What is required:
Look through the entries for the string "label", and copy each line that holds it.

Data provided:

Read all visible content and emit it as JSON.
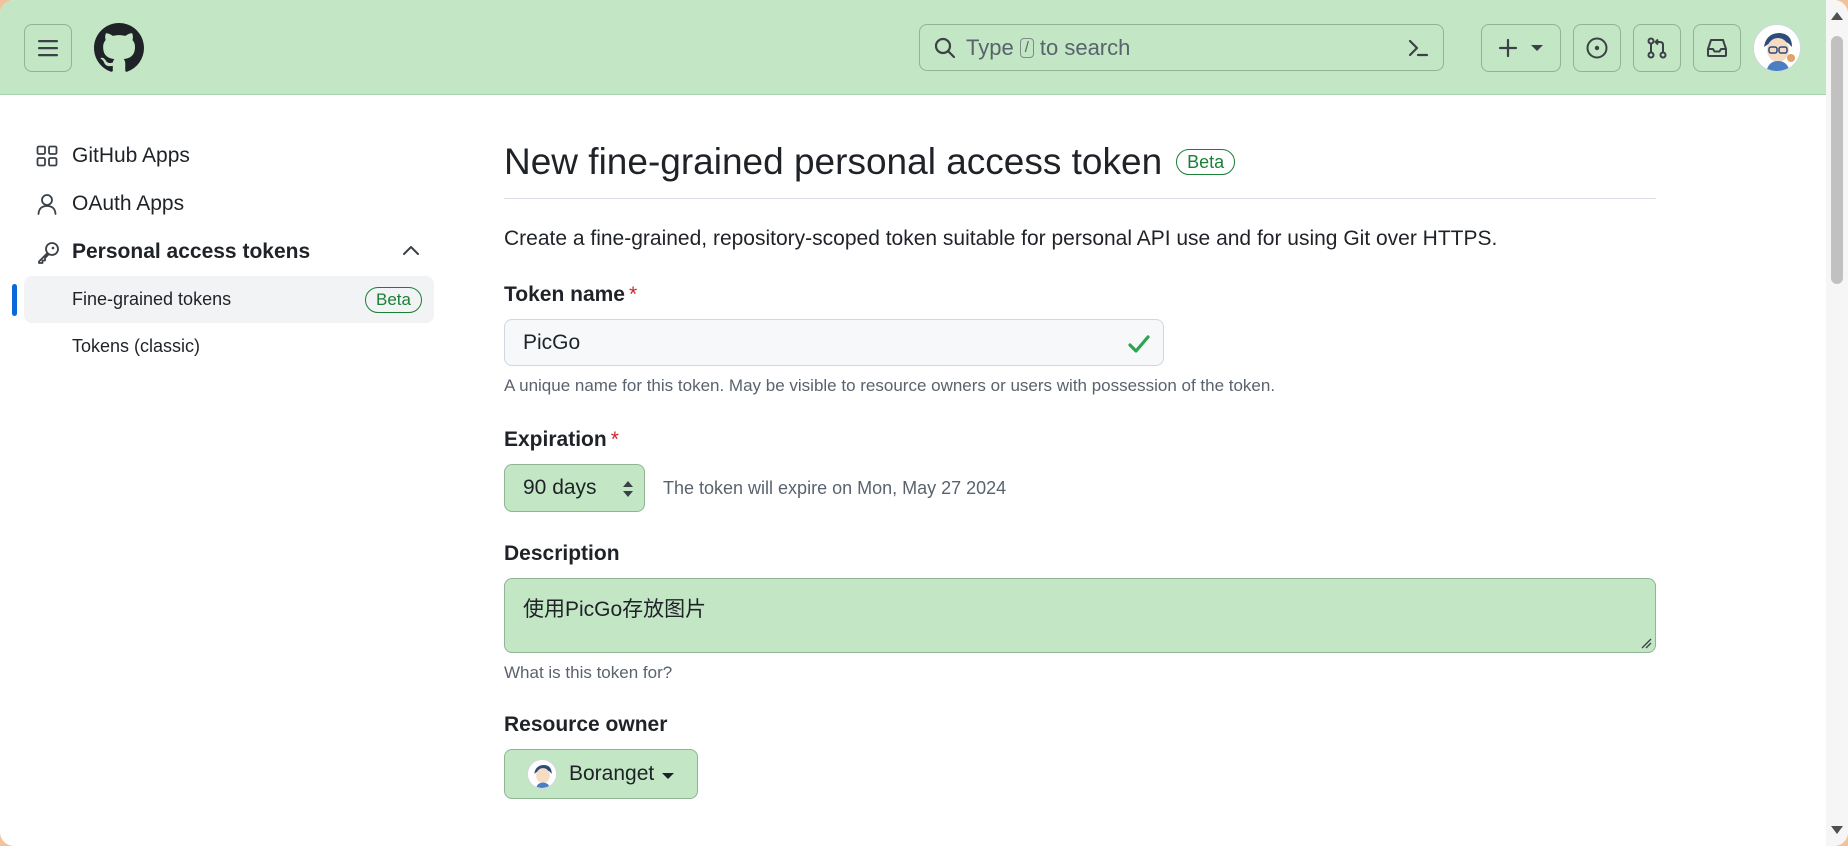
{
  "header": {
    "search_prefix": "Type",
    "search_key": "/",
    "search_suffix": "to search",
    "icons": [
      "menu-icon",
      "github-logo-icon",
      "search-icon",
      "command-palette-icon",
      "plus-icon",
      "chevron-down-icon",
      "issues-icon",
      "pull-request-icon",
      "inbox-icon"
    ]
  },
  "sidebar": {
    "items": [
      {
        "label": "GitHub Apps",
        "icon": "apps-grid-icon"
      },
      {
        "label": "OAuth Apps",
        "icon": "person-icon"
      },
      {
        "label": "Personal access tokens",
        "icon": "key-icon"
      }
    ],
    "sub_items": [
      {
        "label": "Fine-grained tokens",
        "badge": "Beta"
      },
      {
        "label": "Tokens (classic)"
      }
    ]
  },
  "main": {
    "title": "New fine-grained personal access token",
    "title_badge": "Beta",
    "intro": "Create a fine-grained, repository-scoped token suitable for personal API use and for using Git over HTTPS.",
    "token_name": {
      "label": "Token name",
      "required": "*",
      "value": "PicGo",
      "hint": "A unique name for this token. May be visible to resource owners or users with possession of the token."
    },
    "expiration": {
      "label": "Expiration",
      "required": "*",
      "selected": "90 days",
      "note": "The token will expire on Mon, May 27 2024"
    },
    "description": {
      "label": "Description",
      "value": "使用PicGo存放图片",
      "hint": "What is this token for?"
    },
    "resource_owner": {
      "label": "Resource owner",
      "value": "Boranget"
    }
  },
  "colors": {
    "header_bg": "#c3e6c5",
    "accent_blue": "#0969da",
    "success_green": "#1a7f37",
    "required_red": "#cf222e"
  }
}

Answer area:
        "label": "GitHub Apps",
        "label": "OAuth Apps",
        "label": "Personal access tokens",
        "label": "Fine-grained tokens",
        "label": "Tokens (classic)"
      "label": "Token name",
      "label": "Expiration",
      "label": "Description",
      "label": "Resource owner",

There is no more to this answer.